MICR (magnetic ink character recognition) is
a technology used to verify the legitimacy or
originality of paper documents, especially
during checks.
For a check to be used as a valid payment instrument, two things
must be present: an identifier for the issuing bank and the
customer's account number at that financial institution. MICR
encodes this information into magnetic ink and prints it on the
bottom of the check where it can be quickly and easily read by
automated check sorting machines. When a check is processed, it is
passed through machines where a magnetic sensor reads the ABA
routing and account numbers, creates an electronic record of the
check, and forwards it on to the originating financial institution for
Where is the MICR used
Reading of checks in banks.
Reading Credit Cards
Airline tickets
Insurance premium receipts
Deposit tickets

What are the advantages of using OMR
A fast method of inputting large amounts
of data up to 10,000 forms can be read
per hour depending on the quality of the
machine used.
Only one computer needed to collect and
process the data.
OMR is much accurate than data being
keyed in by a person.

What are the Challenges faced when using MICR?
MICR readers are expensive to purchase.
Damaged cheques cannot be read.
The printing of MICR is time consuming.
MICR characters are limited to only 14

How does MICR differ from OMR or OCR?
Characters are of a
unique font
Is a fraud prevention
technology mainly used
by banks.
Most organizations are
unable to use MICR
because it is limited to the
financial industry

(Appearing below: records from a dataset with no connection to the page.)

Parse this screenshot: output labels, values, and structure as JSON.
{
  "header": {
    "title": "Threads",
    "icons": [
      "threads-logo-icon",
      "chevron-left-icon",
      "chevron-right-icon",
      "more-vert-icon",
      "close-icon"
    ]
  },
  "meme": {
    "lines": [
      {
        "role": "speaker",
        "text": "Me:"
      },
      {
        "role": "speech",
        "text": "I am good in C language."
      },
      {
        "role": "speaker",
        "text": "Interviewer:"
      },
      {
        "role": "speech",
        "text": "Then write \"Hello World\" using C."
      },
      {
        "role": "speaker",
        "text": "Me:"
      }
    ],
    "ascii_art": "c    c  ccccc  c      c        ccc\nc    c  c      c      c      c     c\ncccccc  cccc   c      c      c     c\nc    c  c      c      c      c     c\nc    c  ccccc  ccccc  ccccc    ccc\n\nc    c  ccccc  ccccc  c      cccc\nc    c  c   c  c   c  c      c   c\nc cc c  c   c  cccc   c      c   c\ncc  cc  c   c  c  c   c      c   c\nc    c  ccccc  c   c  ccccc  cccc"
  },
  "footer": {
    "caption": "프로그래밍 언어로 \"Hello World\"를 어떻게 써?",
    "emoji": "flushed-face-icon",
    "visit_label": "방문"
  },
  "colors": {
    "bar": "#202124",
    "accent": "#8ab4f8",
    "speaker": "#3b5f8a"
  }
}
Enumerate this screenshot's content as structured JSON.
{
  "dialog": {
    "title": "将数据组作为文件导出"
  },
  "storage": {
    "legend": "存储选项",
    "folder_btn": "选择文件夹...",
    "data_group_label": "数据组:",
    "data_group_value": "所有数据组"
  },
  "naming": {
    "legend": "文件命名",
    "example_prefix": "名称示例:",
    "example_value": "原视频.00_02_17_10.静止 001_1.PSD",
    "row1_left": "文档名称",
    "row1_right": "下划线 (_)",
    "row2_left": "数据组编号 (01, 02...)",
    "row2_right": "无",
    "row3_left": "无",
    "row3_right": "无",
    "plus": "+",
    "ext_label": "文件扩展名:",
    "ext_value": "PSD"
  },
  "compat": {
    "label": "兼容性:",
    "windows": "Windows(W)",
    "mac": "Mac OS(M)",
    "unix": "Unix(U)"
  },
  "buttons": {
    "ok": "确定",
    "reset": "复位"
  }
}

Characters can be hand
written or typed.
Allows companies to
process more information
than previous manual
Is a wide ranging
technology in use by
schools, businesses and
government institutions.

Social or ethical issues associated with the use of MICR?
Reliability: Data may be unreliable if it has been entered incorrectly
or if it becomes outdated. The reliability of the MICR machines,
software and data determines the confidence in their value.
Security: Data lacks integrity when it has been changed accidentally
or tampered with. Examples of data losing integrity are where
information is duplicated in a relational database and only one copy
is updated or where data entries have been maliciously altered.
In the third world they are mostly used in banks and still not even in
some rural branches.
The introducing of MICR led to the terminating of many human work
counterparts who would otherwise be doing the processing.